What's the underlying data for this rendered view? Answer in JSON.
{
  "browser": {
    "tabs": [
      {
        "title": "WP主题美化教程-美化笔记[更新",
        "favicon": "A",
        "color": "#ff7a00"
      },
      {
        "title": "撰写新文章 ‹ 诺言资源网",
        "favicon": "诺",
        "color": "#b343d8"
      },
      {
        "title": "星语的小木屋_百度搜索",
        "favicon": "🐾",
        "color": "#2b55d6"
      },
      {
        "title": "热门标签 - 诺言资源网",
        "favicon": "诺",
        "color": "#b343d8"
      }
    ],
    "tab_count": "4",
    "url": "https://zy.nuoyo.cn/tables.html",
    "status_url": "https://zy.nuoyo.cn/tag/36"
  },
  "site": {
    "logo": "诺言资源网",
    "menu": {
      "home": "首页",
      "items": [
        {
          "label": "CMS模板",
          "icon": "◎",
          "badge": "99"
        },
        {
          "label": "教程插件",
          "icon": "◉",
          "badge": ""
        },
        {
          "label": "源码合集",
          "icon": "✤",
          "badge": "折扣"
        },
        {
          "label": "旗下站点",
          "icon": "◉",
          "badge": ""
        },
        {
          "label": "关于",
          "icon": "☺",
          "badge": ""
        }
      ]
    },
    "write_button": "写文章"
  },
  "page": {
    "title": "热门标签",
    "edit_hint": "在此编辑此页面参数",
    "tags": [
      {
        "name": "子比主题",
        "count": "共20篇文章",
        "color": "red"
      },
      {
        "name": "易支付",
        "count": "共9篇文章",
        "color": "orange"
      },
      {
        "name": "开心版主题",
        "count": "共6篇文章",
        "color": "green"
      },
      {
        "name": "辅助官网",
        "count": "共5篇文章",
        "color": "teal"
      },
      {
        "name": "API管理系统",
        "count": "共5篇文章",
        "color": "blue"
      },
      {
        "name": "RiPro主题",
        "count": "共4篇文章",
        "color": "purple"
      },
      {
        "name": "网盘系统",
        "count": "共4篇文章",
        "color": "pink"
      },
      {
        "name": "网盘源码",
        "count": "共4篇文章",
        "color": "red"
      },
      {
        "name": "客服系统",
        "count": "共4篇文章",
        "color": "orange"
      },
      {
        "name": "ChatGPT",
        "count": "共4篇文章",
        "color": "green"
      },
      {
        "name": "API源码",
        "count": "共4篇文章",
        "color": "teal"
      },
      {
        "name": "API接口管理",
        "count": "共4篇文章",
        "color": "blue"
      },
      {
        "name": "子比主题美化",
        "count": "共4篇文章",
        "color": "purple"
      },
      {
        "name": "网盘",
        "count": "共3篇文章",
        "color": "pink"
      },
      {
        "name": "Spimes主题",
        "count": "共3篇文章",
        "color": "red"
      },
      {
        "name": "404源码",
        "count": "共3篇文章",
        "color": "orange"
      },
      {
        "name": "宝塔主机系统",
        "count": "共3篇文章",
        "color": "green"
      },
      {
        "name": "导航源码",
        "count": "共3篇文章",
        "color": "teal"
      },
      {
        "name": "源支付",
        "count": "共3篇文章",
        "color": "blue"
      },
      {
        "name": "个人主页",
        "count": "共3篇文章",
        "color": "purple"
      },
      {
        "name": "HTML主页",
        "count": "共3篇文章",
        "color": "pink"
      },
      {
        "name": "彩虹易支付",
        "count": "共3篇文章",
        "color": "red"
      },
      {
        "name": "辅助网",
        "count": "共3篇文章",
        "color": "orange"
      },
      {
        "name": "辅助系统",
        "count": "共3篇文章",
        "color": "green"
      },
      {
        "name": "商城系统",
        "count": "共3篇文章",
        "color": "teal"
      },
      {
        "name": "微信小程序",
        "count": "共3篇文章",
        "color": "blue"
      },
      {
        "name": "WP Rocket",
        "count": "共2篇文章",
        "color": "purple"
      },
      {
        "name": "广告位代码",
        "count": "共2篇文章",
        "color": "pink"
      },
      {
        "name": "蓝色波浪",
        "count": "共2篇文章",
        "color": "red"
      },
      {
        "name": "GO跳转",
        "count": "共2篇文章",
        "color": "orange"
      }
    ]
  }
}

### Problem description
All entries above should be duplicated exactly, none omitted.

### Expected answer
What's the underlying data for this rendered view? Answer in JSON.
{
  "browser": {
    "tabs": [
      {
        "title": "WP主题美化教程-美化笔记[更新",
        "favicon": "A",
        "color": "#ff7a00"
      },
      {
        "title": "撰写新文章 ‹ 诺言资源网",
        "favicon": "诺",
        "color": "#b343d8"
      },
      {
        "title": "星语的小木屋_百度搜索",
        "favicon": "🐾",
        "color": "#2b55d6"
      },
      {
        "title": "热门标签 - 诺言资源网",
        "favicon": "诺",
        "color": "#b343d8"
      }
    ],
    "tab_count": "4",
    "url": "https://zy.nuoyo.cn/tables.html",
    "status_url": "https://zy.nuoyo.cn/tag/36"
  },
  "site": {
    "logo": "诺言资源网",
    "menu": {
      "home": "首页",
      "items": [
        {
          "label": "CMS模板",
          "icon": "◎",
          "badge": "99"
        },
        {
          "label": "教程插件",
          "icon": "◉",
          "badge": ""
        },
        {
          "label": "源码合集",
          "icon": "✤",
          "badge": "折扣"
        },
        {
          "label": "旗下站点",
          "icon": "◉",
          "badge": ""
        },
        {
          "label": "关于",
          "icon": "☺",
          "badge": ""
        }
      ]
    },
    "write_button": "写文章"
  },
  "page": {
    "title": "热门标签",
    "edit_hint": "在此编辑此页面参数",
    "tags": [
      {
        "name": "子比主题",
        "count": "共20篇文章",
        "color": "red"
      },
      {
        "name": "易支付",
        "count": "共9篇文章",
        "color": "orange"
      },
      {
        "name": "开心版主题",
        "count": "共6篇文章",
        "color": "green"
      },
      {
        "name": "辅助官网",
        "count": "共5篇文章",
        "color": "teal"
      },
      {
        "name": "API管理系统",
        "count": "共5篇文章",
        "color": "blue"
      },
      {
        "name": "RiPro主题",
        "count": "共4篇文章",
        "color": "purple"
      },
      {
        "name": "网盘系统",
        "count": "共4篇文章",
        "color": "pink"
      },
      {
        "name": "网盘源码",
        "count": "共4篇文章",
        "color": "red"
      },
      {
        "name": "客服系统",
        "count": "共4篇文章",
        "color": "orange"
      },
      {
        "name": "ChatGPT",
        "count": "共4篇文章",
        "color": "green"
      },
      {
        "name": "API源码",
        "count": "共4篇文章",
        "color": "teal"
      },
      {
        "name": "API接口管理",
        "count": "共4篇文章",
        "color": "blue"
      },
      {
        "name": "子比主题美化",
        "count": "共4篇文章",
        "color": "purple"
      },
      {
        "name": "网盘",
        "count": "共3篇文章",
        "color": "pink"
      },
      {
        "name": "Spimes主题",
        "count": "共3篇文章",
        "color": "red"
      },
      {
        "name": "404源码",
        "count": "共3篇文章",
        "color": "orange"
      },
      {
        "name": "宝塔主机系统",
        "count": "共3篇文章",
        "color": "green"
      },
      {
        "name": "导航源码",
        "count": "共3篇文章",
        "color": "teal"
      },
      {
        "name": "源支付",
        "count": "共3篇文章",
        "color": "blue"
      },
      {
        "name": "个人主页",
        "count": "共3篇文章",
        "color": "purple"
      },
      {
        "name": "HTML主页",
        "count": "共3篇文章",
        "color": "pink"
      },
      {
        "name": "彩虹易支付",
        "count": "共3篇文章",
        "color": "red"
      },
      {
        "name": "辅助网",
        "count": "共3篇文章",
        "color": "orange"
      },
      {
        "name": "辅助系统",
        "count": "共3篇文章",
        "color": "green"
      },
      {
        "name": "商城系统",
        "count": "共3篇文章",
        "color": "teal"
      },
      {
        "name": "微信小程序",
        "count": "共3篇文章",
        "color": "blue"
      },
      {
        "name": "WP Rocket",
        "count": "共2篇文章",
        "color": "purple"
      },
      {
        "name": "广告位代码",
        "count": "共2篇文章",
        "color": "pink"
      },
      {
        "name": "蓝色波浪",
        "count": "共2篇文章",
        "color": "red"
      },
      {
        "name": "GO跳转",
        "count": "共2篇文章",
        "color": "orange"
      }
    ]
  }
}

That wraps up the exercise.